💼 Professor and Dean, Graduate School of Analytical Science and Technology, Chungnam National University
🎓 Postdoctoral fellowship in Neuropharmacology and Forensic Science, King's College London (1990)
Dr Chung is a leading forensics expert and academic. Before assuming the role of Professor and Dean at Chungnam National University, she served as the first ever female Director General of the National Forensic Service, Korea. She previously held many top forensics posts in South Korea, such as Head of Department of Forensic Science, Director of Narcotics Analysis Division, and Director of Drug and Toxicology at the National Institute of Scientific Investigation.
In recognition of her outstanding work in the field of forensics, Dr Chung has been awarded a medal for distinguished service by the South Korean government, a medal for the excellence in forensic science from the Mongolian government, and the most outstanding female scientist award from the Ministry of Science and Technology. In 2014, Dr Chung was made an Honorary Commander of the most Excellent Order of the British Empire (CBE), in recognition of her long-standing efforts to strengthen UK-Korea relations, particularly in the fields of science and education.
My role in establishing a successful collaborative forensic science programme between the UK and South Korea gave a huge boost to my career and set me on the path to becoming the first female Director General of the National Forensic Service.
How do you feel your Chevening experience has influenced where you are now?
My Chevening experience provided me with the invaluable opportunity to widen my knowledge of forensic toxicology, and also to network with top forensic scientists. While studying in the UK, I visited the Metropolitan Police lab in London several times, and I was fascinated by their highly professional staff and wonderful facilities.

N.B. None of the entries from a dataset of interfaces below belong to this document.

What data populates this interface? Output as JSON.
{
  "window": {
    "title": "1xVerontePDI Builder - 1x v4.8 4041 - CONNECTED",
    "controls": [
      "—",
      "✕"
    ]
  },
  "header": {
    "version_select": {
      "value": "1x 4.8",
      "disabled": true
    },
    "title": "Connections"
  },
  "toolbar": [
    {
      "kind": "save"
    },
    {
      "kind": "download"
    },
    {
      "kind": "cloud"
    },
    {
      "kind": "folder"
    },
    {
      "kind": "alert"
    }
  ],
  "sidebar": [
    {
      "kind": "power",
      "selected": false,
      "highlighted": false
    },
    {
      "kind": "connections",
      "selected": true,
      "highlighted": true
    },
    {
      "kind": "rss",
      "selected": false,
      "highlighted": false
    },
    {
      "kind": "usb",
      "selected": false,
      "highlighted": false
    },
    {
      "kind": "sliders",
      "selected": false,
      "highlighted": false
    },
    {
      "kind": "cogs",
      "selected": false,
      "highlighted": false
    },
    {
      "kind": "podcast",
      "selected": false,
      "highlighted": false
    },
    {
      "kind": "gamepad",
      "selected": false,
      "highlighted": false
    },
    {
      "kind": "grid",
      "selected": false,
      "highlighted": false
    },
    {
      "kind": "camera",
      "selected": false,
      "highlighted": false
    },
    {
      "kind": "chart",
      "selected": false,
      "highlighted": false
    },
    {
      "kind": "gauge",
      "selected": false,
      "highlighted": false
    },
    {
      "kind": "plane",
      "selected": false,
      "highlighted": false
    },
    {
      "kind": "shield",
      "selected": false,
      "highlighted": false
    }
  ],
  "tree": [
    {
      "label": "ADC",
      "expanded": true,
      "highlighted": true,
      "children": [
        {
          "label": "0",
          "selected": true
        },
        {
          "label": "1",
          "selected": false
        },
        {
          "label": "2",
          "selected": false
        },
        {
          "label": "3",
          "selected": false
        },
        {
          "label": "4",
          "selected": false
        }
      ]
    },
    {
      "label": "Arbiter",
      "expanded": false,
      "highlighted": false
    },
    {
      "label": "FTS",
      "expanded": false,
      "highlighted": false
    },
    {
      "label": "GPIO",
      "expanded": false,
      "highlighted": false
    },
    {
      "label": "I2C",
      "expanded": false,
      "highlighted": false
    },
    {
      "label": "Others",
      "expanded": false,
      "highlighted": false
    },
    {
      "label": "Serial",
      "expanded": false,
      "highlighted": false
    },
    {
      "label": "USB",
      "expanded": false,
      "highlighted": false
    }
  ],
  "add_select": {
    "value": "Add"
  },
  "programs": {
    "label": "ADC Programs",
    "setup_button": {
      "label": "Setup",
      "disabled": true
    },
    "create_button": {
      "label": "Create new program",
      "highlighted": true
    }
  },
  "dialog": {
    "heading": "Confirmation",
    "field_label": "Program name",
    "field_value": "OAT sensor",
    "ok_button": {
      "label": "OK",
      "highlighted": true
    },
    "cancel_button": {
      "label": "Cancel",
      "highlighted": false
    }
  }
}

I felt inspired to promote further collaboration in forensic science between the UK and South Korea. Luckily, the British Council was also very much interested in pursuing this project and, upon my return to South Korea, a collaborative effort of forensic scientists from the two countries was established. My role in establishing this successful collaborative programme gave a huge boost to my career and set me on the path to becoming the first female director general of the National Forensic Service.
What message would you share with the next generation of Chevening Scholars?
While studying in the UK, I would encourage Chevening Scholars to study hard, to make friends, and travel to many places. After returning to your home countries, it is very important to join your local Chevening Alumni group. Being an active member of the Chevening Alumni community is very attractive, not only because of opportunities for professional support, but because you will have a chance to meet interesting people from all walks of life, and to learn many things from their experience and expertise. It will enrich your life and strengthen your networks.
What is your favourite place in the UK?
Studying at King’s College, I really fell in love with London. Since I stayed in a dormitory near Paddington Station, I was very close to Hyde Park. I still remember the yellow daffodil flowers and green grass there.